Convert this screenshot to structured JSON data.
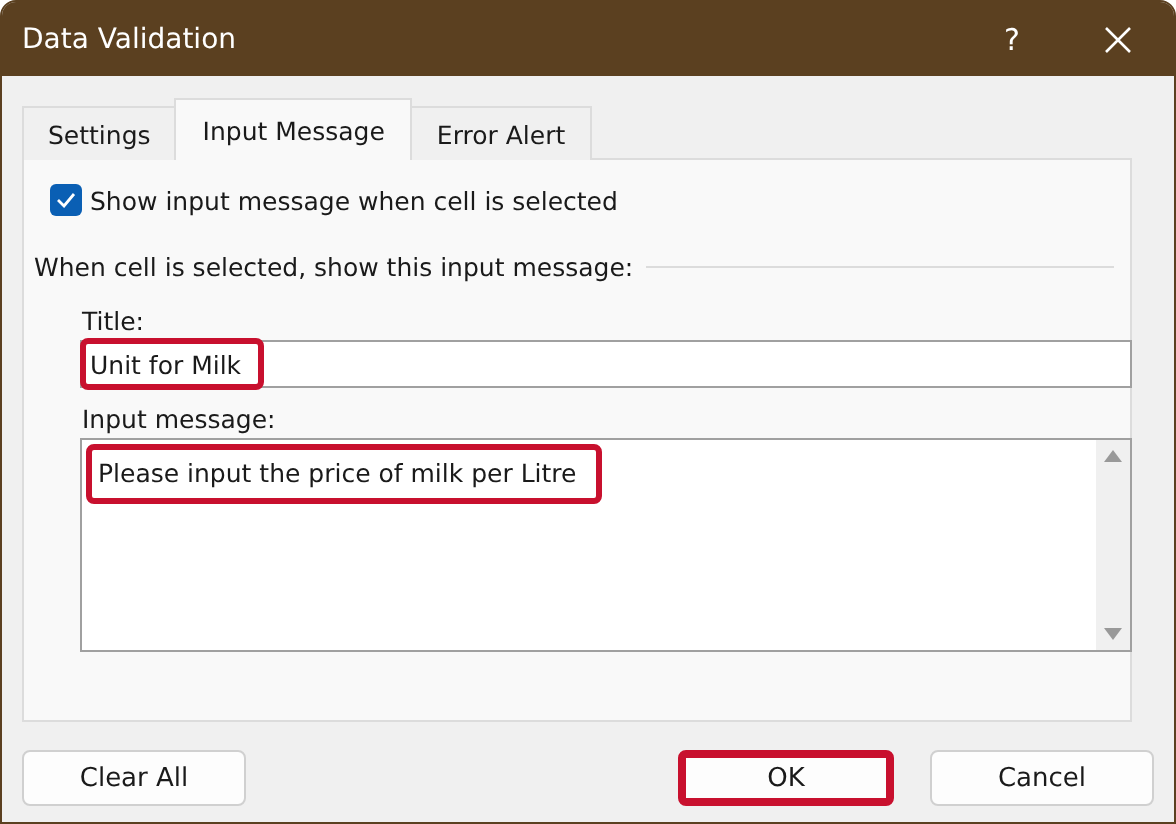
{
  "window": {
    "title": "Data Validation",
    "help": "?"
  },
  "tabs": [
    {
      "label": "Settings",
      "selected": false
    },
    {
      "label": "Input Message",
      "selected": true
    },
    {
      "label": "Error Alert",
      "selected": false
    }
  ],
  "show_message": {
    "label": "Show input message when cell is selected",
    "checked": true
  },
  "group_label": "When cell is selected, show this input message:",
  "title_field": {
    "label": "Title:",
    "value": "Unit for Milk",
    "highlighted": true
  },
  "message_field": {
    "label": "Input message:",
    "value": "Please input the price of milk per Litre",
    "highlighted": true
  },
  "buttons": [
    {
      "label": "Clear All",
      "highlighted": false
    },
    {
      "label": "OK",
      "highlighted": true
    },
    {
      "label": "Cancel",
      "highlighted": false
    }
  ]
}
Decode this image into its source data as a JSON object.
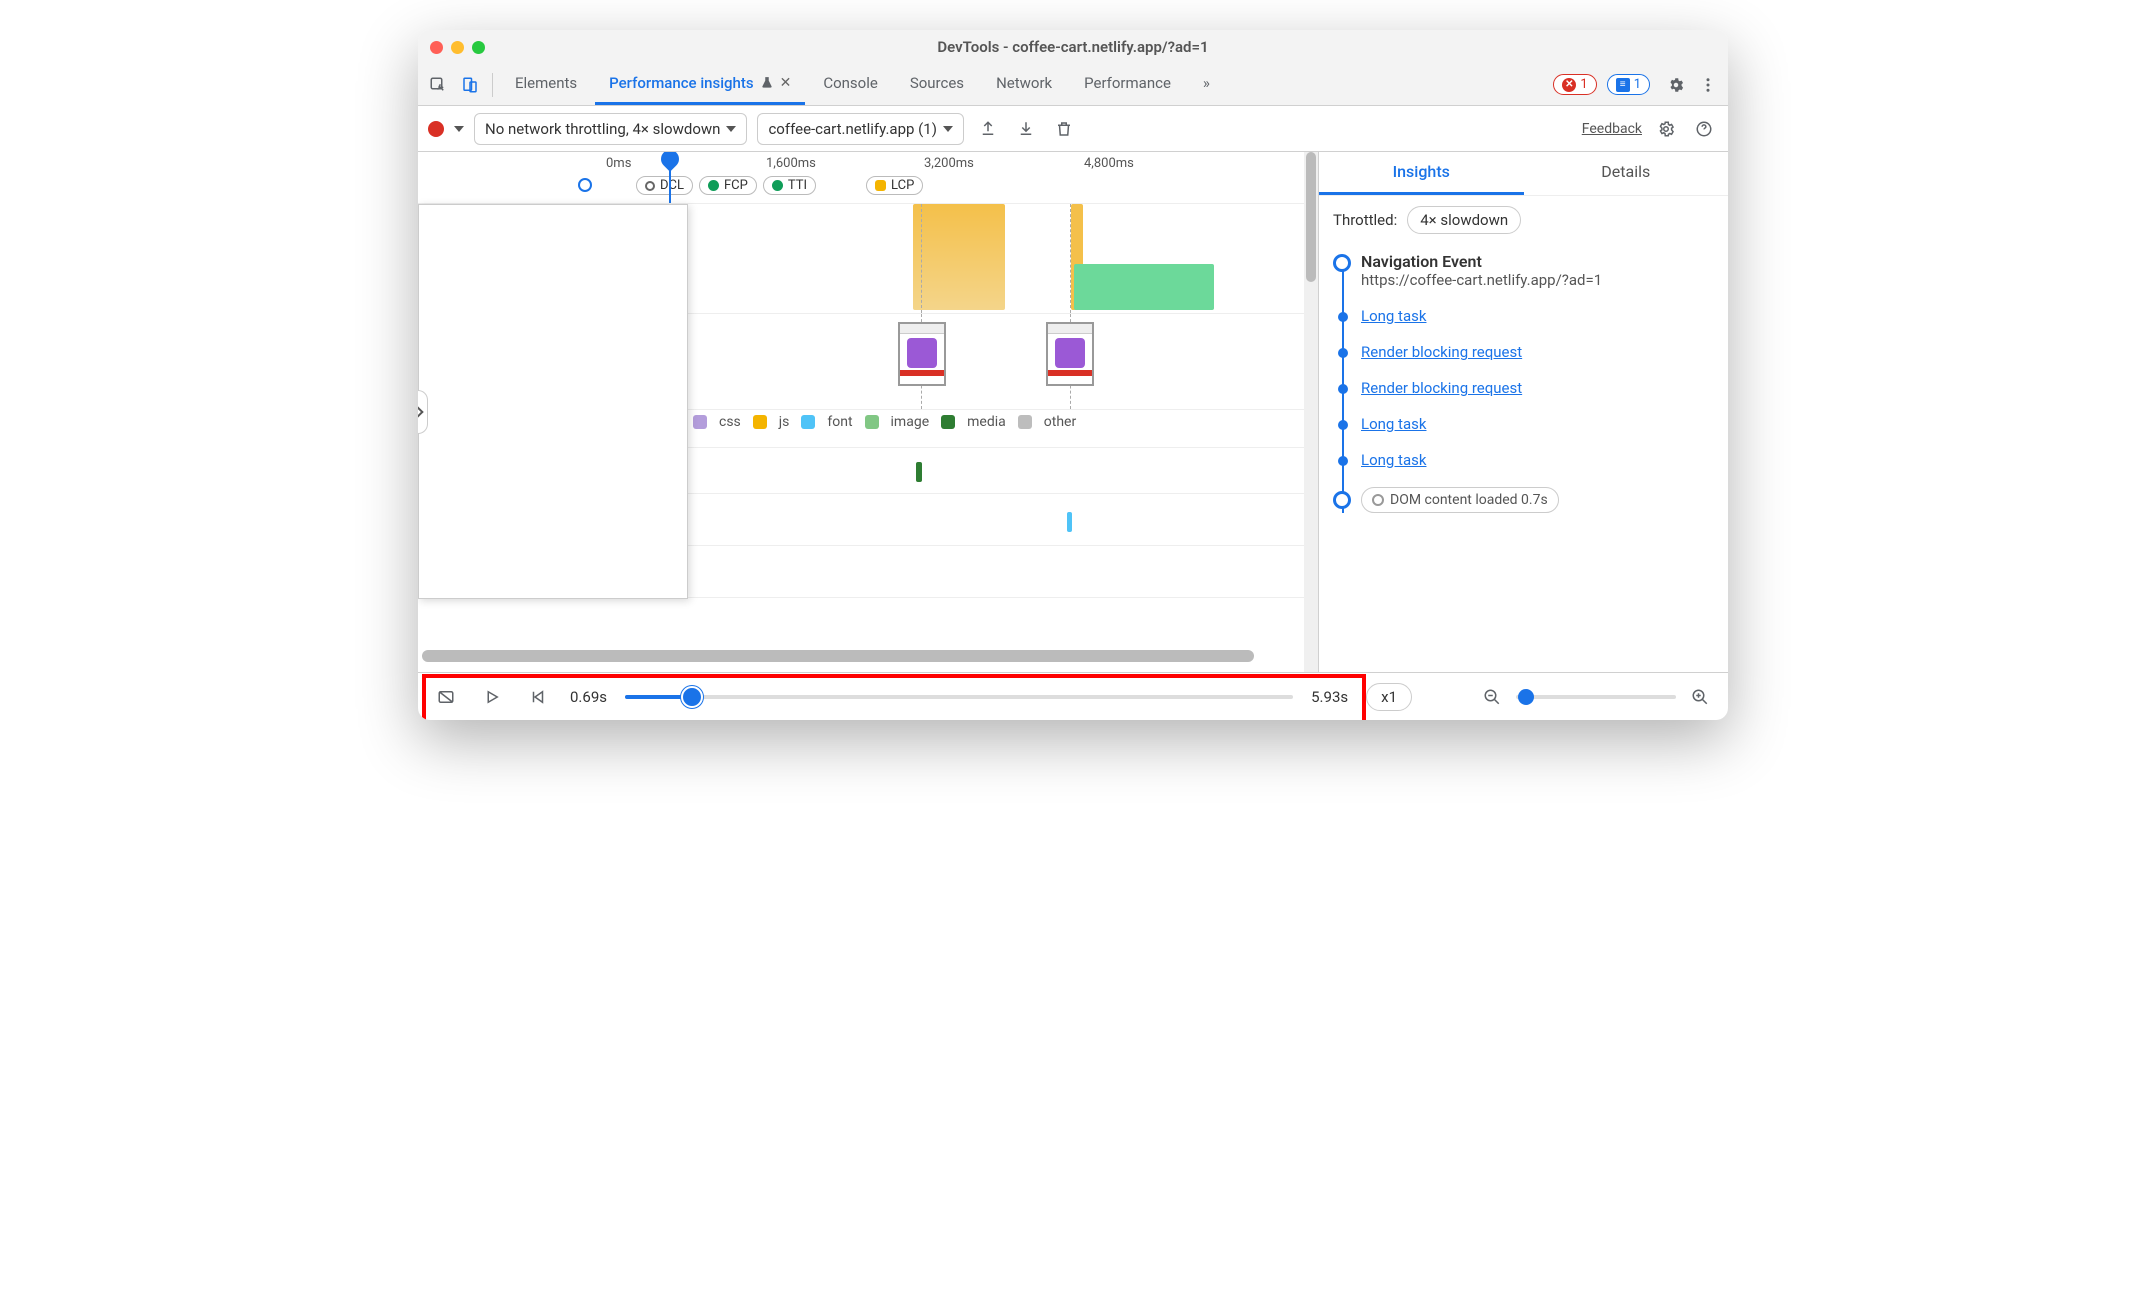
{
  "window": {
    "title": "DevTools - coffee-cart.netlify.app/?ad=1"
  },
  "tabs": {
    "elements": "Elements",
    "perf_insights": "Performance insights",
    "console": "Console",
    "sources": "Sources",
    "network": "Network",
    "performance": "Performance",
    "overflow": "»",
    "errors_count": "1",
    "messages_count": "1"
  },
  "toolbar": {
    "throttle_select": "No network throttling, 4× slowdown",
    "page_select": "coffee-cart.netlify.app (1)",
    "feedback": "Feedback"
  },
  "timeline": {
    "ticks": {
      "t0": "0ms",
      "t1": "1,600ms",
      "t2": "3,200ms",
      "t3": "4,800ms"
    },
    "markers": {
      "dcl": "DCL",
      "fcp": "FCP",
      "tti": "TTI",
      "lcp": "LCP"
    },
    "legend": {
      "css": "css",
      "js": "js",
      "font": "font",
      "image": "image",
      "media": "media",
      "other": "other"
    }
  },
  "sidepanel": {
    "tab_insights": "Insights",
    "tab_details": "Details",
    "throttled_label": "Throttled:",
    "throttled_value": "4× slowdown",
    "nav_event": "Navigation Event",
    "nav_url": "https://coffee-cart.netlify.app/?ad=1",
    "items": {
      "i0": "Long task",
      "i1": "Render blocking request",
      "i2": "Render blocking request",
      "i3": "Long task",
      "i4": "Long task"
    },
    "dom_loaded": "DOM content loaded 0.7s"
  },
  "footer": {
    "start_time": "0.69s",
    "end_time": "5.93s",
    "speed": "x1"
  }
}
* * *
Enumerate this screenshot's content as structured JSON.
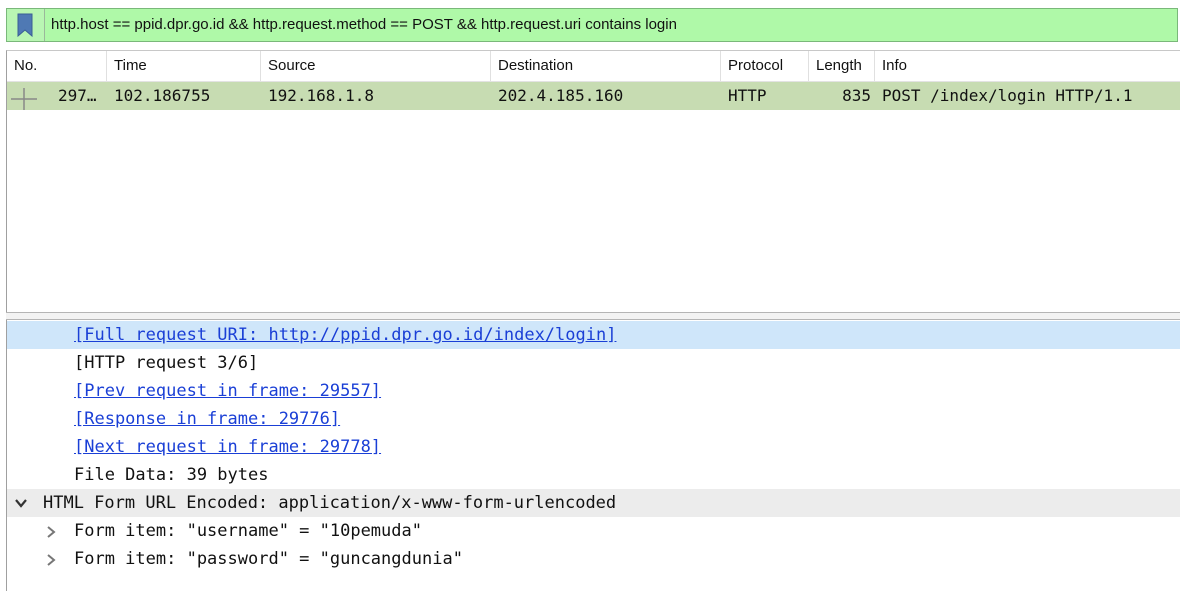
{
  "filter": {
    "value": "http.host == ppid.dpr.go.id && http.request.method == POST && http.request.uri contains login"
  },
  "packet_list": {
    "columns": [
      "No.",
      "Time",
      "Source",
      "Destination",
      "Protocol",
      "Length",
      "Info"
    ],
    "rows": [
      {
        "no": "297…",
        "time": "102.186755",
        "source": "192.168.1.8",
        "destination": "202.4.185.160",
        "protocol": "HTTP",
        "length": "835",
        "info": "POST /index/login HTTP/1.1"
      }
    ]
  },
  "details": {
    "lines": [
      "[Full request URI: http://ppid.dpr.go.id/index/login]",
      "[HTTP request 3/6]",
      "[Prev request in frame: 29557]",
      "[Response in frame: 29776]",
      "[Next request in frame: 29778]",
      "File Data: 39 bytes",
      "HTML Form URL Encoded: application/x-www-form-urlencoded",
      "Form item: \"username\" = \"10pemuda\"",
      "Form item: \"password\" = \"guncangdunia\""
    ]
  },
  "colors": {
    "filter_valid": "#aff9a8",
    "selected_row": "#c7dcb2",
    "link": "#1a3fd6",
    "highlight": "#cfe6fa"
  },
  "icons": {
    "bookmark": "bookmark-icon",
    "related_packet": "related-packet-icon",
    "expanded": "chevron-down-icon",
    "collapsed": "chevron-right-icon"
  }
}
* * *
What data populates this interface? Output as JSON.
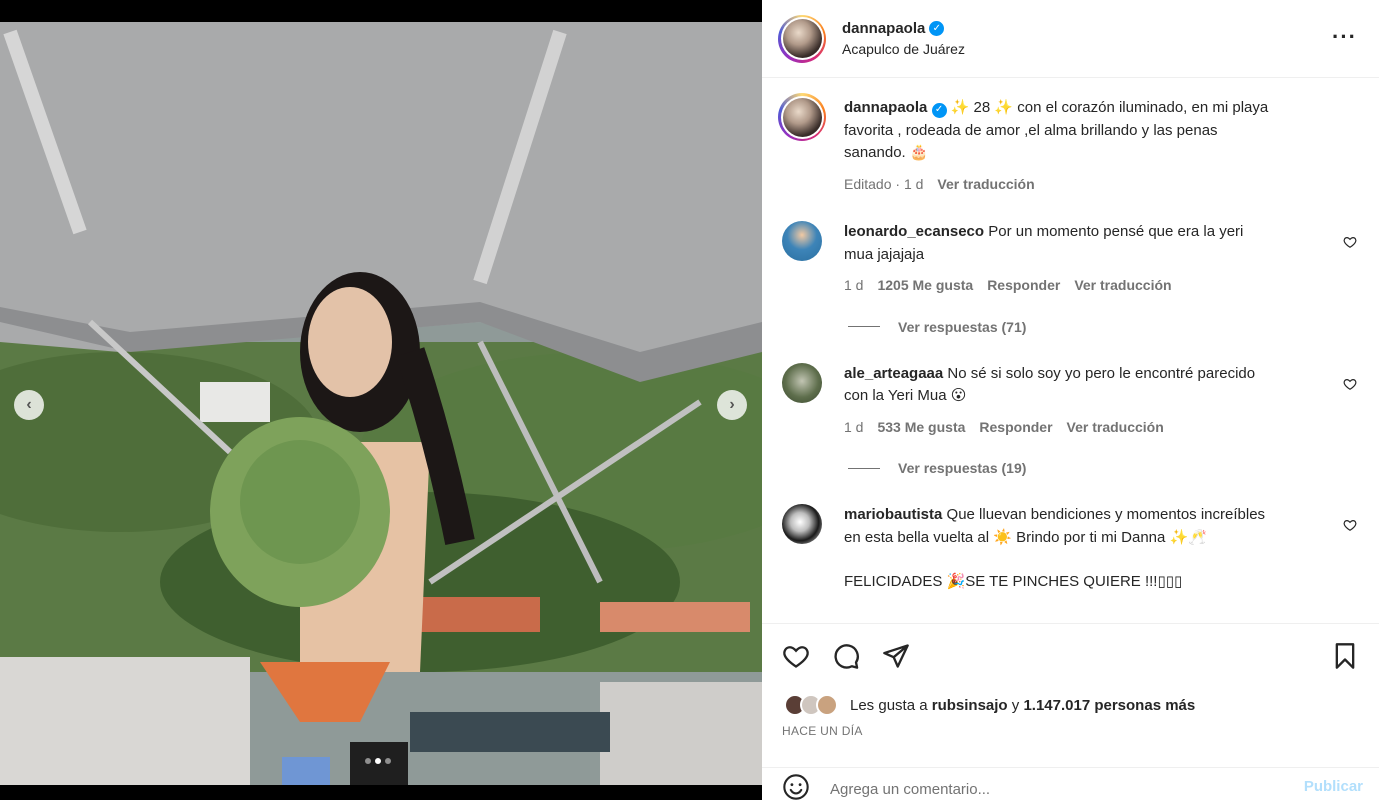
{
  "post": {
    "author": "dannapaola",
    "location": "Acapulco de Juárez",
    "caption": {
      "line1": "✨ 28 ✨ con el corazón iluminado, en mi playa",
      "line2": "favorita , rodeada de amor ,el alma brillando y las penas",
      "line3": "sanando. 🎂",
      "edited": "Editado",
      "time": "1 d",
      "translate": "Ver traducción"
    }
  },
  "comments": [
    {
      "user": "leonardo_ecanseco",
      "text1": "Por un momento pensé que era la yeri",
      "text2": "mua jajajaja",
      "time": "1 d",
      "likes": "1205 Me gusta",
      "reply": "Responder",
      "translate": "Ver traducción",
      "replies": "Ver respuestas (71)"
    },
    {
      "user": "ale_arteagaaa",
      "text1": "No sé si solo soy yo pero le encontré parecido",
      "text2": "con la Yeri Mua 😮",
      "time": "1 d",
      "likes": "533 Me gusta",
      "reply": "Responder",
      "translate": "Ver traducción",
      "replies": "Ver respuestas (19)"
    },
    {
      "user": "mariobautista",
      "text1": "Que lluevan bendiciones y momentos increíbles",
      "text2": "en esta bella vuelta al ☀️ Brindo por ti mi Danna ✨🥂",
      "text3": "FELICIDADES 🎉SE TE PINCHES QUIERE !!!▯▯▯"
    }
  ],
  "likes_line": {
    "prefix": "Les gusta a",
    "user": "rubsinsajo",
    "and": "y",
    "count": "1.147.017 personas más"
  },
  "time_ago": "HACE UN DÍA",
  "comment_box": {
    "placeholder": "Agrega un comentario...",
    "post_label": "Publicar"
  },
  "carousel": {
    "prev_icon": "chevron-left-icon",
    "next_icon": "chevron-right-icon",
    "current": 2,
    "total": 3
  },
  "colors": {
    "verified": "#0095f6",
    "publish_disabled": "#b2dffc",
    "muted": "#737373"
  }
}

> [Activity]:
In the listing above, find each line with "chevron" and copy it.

> [Answer for this exercise]:
    "expanded": "chevron-down-icon",
    "collapsed": "chevron-right-icon"
    "prev_icon": "chevron-left-icon",
    "next_icon": "chevron-right-icon",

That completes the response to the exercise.